_What the task requires_: Entries follow. Return each line that contains the word "Profit".

Records from a data collection:

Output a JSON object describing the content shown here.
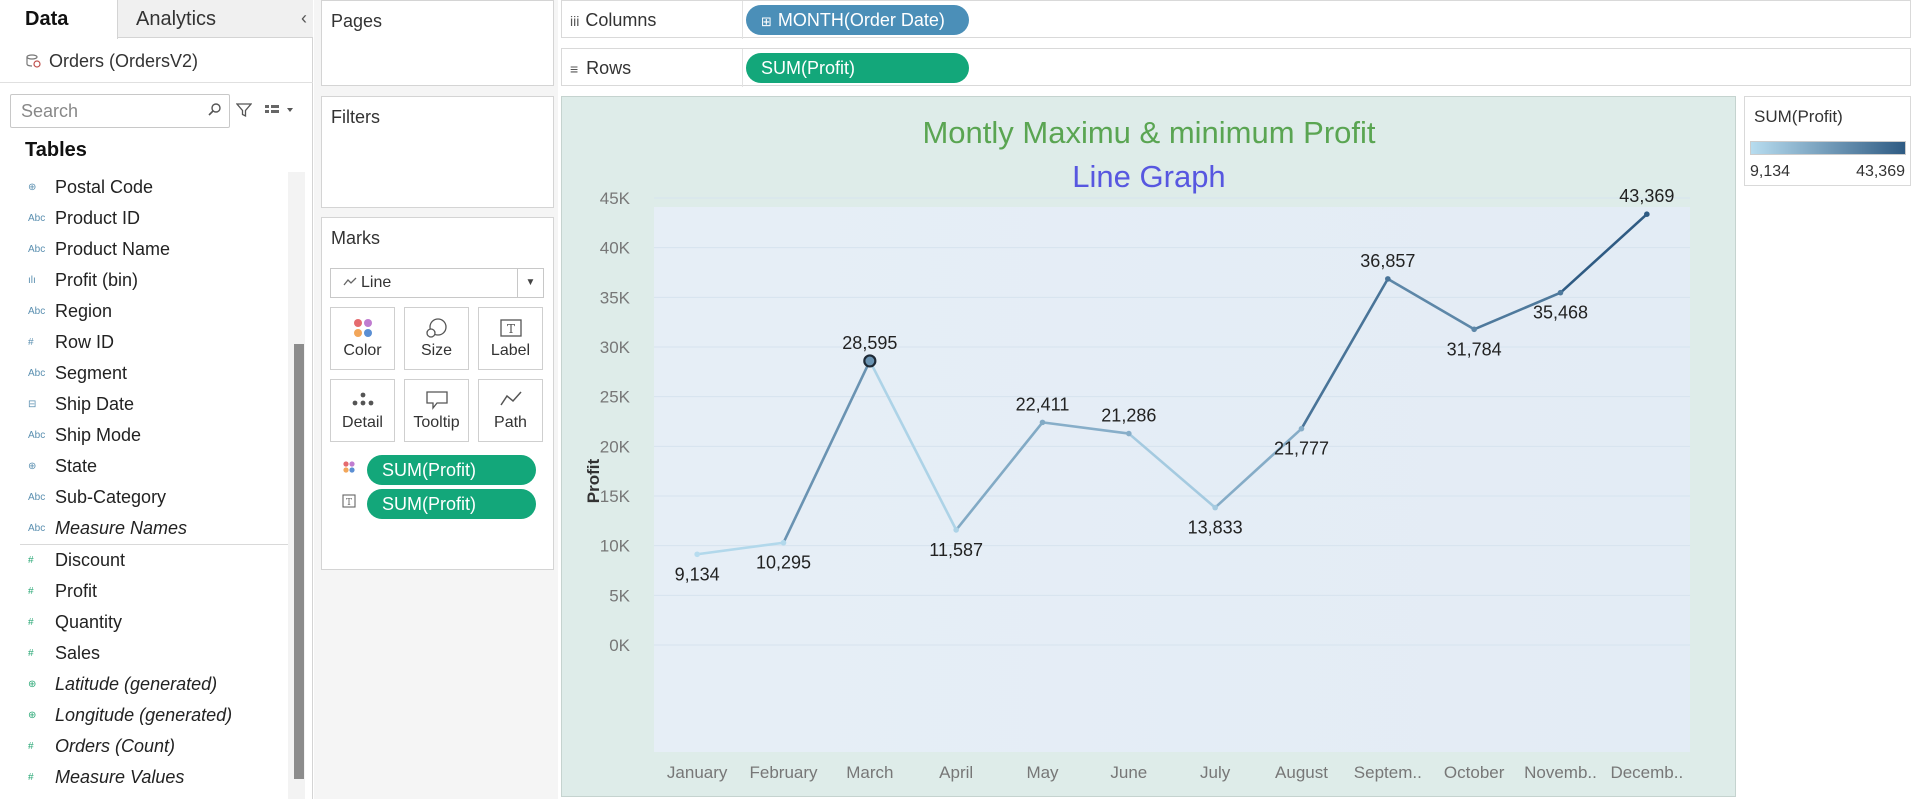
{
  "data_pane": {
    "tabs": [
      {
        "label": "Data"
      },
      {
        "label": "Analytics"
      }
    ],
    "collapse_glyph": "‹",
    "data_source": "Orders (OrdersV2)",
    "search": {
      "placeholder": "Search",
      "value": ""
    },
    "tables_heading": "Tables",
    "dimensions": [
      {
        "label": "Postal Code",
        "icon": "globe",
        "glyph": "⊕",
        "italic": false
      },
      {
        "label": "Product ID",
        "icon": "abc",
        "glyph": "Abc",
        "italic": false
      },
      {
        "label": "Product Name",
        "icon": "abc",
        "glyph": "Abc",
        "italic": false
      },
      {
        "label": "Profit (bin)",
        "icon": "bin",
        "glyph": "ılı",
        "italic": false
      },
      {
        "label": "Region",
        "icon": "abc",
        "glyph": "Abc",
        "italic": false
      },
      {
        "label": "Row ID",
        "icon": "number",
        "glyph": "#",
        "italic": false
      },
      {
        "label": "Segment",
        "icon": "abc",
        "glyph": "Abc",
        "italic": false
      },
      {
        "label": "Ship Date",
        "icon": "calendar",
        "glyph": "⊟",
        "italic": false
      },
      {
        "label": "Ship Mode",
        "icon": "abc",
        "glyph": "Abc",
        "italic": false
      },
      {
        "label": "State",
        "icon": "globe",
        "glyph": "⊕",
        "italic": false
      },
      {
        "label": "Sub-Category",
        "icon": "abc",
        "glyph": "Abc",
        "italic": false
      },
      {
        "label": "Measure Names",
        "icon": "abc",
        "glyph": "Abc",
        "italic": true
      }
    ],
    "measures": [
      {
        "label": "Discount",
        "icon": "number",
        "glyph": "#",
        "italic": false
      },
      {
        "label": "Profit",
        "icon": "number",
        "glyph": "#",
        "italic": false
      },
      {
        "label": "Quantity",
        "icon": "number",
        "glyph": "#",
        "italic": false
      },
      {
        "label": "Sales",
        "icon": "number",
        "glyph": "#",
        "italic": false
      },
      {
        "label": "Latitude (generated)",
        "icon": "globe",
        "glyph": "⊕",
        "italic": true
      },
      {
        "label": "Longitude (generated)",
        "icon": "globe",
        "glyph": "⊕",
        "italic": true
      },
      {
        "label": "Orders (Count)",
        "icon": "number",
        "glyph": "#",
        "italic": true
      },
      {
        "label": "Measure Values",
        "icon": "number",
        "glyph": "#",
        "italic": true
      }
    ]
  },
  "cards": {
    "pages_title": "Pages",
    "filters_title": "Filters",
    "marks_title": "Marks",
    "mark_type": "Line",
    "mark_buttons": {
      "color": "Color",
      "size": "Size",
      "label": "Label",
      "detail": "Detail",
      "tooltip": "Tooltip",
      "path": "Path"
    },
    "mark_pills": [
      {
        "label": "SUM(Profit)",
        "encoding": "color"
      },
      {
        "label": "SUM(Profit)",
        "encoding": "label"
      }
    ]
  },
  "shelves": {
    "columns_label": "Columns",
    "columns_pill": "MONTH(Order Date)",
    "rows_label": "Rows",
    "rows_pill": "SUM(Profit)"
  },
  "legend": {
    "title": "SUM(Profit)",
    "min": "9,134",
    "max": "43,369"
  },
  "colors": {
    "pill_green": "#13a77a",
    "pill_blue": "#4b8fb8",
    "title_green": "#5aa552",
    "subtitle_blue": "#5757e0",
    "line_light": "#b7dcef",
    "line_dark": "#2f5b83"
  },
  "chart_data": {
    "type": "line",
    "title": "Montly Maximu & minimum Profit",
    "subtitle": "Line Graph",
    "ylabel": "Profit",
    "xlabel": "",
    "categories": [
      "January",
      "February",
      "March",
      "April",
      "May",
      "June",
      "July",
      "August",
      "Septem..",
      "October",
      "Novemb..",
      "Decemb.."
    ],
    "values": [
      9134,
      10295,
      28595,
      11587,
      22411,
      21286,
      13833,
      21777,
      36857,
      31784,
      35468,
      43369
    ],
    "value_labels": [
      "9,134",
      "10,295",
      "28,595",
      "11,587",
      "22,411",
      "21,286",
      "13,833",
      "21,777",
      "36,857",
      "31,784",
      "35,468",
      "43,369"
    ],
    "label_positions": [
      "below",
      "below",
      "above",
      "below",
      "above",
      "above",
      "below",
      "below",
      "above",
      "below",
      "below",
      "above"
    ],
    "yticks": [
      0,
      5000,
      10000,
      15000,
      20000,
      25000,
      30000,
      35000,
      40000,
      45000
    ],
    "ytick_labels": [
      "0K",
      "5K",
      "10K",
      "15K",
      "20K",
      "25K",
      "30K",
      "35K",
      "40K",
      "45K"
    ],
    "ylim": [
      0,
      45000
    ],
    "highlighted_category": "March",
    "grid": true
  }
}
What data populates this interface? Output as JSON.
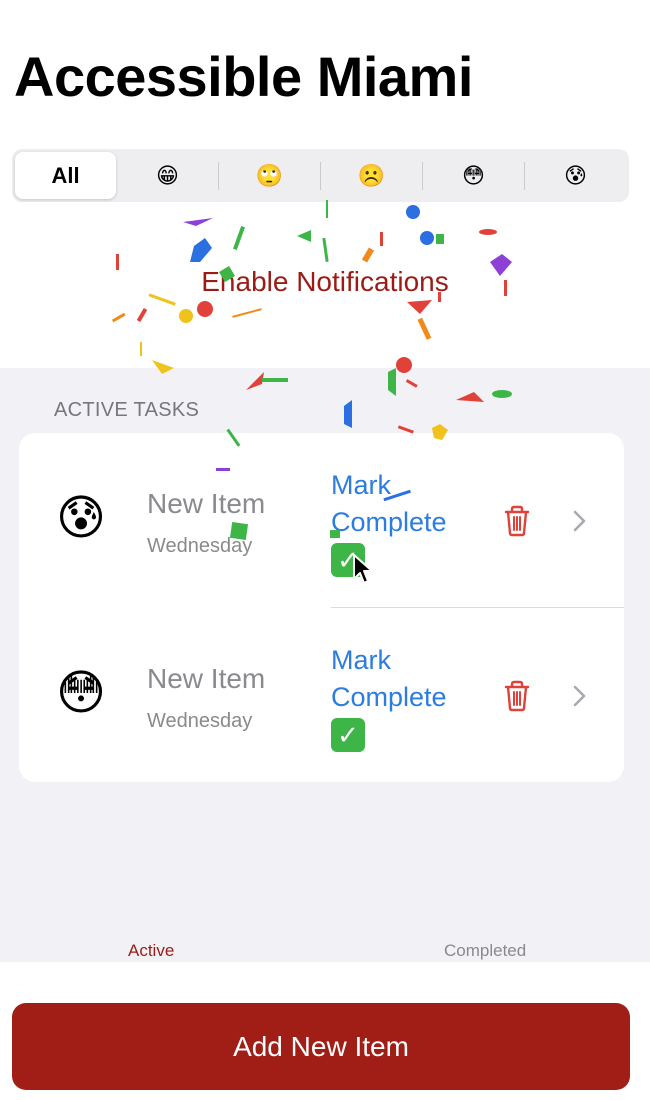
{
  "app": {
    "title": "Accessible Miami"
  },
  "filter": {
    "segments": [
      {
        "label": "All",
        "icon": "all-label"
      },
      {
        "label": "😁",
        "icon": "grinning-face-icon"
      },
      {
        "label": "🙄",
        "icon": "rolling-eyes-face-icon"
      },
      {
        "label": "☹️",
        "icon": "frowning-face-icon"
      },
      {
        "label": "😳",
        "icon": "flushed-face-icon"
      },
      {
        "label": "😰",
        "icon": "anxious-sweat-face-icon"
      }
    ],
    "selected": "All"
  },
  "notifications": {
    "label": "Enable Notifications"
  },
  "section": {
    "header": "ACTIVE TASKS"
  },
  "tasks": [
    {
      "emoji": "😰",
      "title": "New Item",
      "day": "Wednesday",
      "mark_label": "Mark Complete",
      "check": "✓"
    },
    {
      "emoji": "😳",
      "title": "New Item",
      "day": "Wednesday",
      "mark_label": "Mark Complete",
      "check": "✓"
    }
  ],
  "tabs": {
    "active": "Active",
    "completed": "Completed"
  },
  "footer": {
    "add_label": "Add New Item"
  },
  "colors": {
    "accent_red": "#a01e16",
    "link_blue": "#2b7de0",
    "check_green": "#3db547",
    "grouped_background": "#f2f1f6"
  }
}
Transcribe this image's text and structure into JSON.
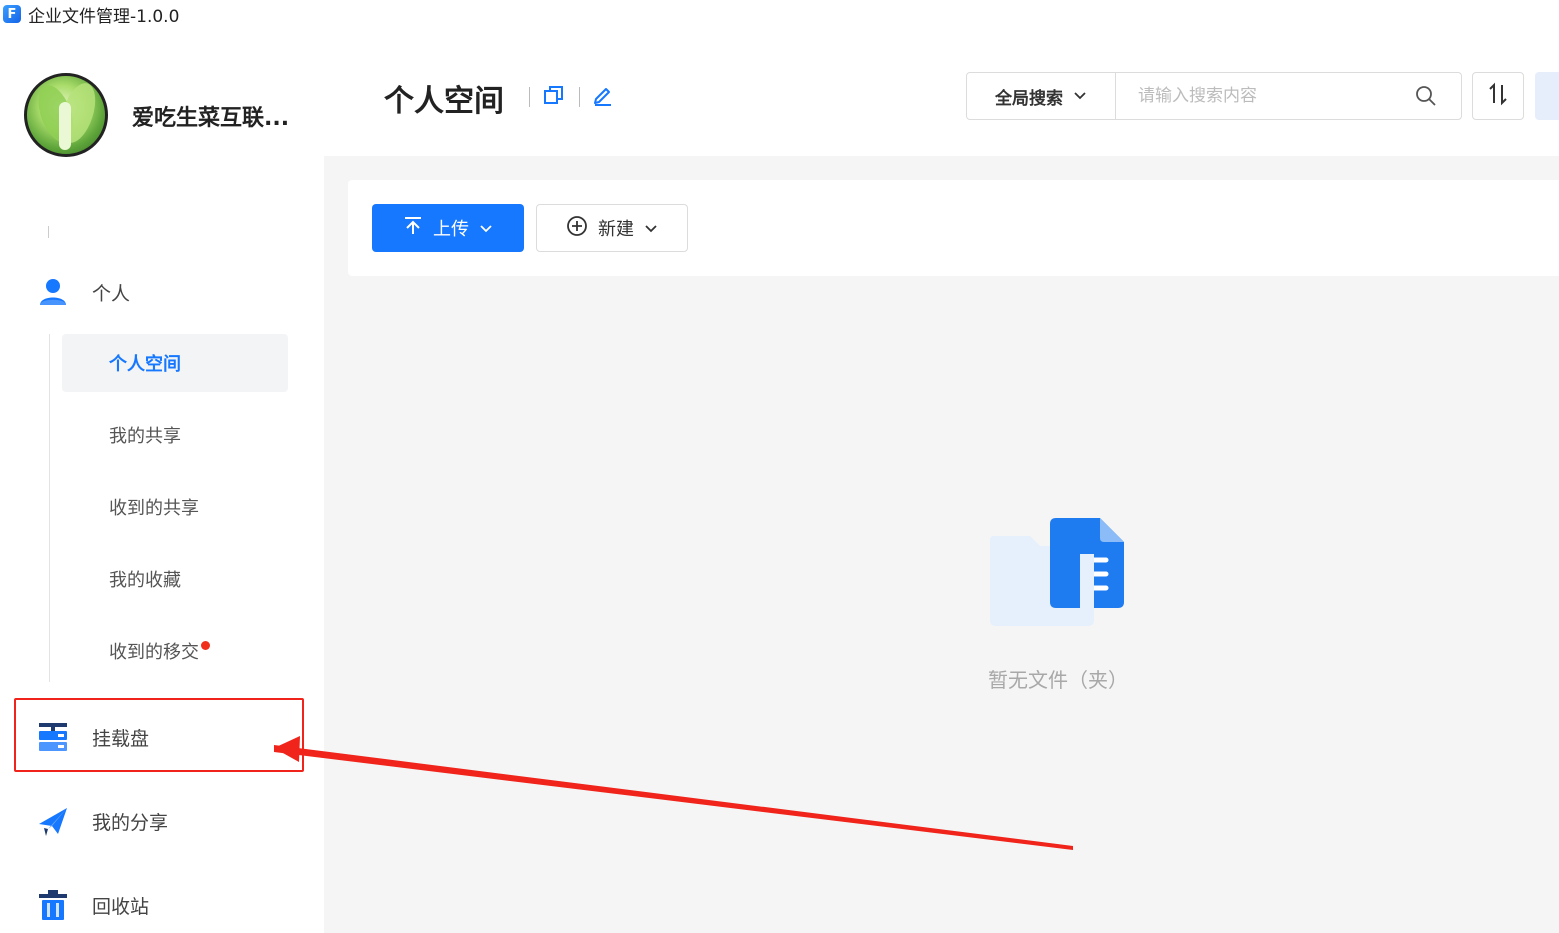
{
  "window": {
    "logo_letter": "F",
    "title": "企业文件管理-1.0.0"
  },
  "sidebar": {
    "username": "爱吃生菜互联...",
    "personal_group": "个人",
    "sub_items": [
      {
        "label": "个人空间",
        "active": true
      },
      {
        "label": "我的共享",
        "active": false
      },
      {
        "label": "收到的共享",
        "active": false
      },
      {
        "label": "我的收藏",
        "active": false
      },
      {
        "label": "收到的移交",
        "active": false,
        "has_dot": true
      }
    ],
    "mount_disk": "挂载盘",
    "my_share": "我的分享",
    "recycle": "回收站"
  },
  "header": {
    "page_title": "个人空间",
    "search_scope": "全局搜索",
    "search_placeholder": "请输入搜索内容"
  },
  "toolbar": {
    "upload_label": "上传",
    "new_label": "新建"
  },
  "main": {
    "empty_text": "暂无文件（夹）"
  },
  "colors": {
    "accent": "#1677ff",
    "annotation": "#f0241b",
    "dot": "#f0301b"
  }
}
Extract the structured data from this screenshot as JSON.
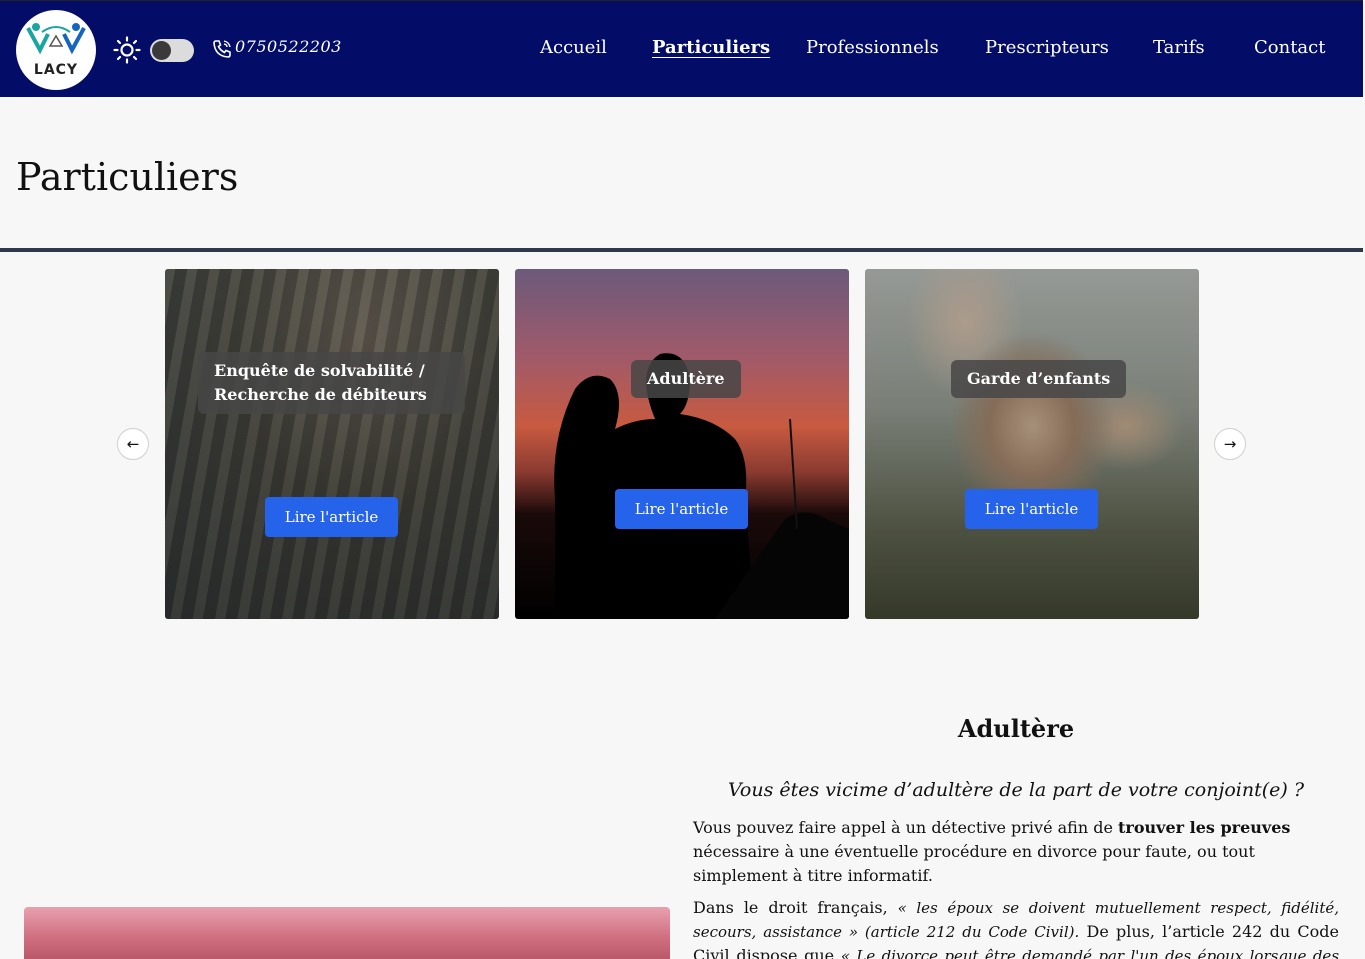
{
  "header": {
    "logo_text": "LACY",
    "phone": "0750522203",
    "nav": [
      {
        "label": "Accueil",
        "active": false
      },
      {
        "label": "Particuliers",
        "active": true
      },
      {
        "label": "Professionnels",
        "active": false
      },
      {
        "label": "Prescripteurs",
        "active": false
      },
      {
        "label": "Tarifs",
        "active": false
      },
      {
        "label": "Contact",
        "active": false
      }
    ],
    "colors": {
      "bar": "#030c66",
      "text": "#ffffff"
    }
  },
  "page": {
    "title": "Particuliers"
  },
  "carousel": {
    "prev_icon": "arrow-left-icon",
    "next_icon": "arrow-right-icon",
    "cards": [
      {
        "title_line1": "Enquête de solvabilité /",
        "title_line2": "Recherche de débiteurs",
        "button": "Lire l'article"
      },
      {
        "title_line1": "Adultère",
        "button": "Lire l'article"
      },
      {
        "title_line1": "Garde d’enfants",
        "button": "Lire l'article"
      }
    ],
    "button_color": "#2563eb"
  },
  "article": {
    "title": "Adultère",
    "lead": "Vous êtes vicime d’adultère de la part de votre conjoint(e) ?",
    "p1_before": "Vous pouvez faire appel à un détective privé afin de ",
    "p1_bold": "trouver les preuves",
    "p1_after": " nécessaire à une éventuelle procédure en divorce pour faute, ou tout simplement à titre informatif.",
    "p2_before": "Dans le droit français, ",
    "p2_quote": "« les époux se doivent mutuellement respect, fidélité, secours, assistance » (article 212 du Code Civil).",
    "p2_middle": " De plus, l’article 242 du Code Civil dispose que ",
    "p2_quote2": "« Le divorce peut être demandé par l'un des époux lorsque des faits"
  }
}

_Your solution_:
        "label": "Profit (bin)",
        "label": "Profit",
        "label": "SUM(Profit)",
        "label": "SUM(Profit)",
    "rows_pill": "SUM(Profit)"
    "title": "SUM(Profit)",
    "title": "Montly Maximu & minimum Profit",
    "ylabel": "Profit",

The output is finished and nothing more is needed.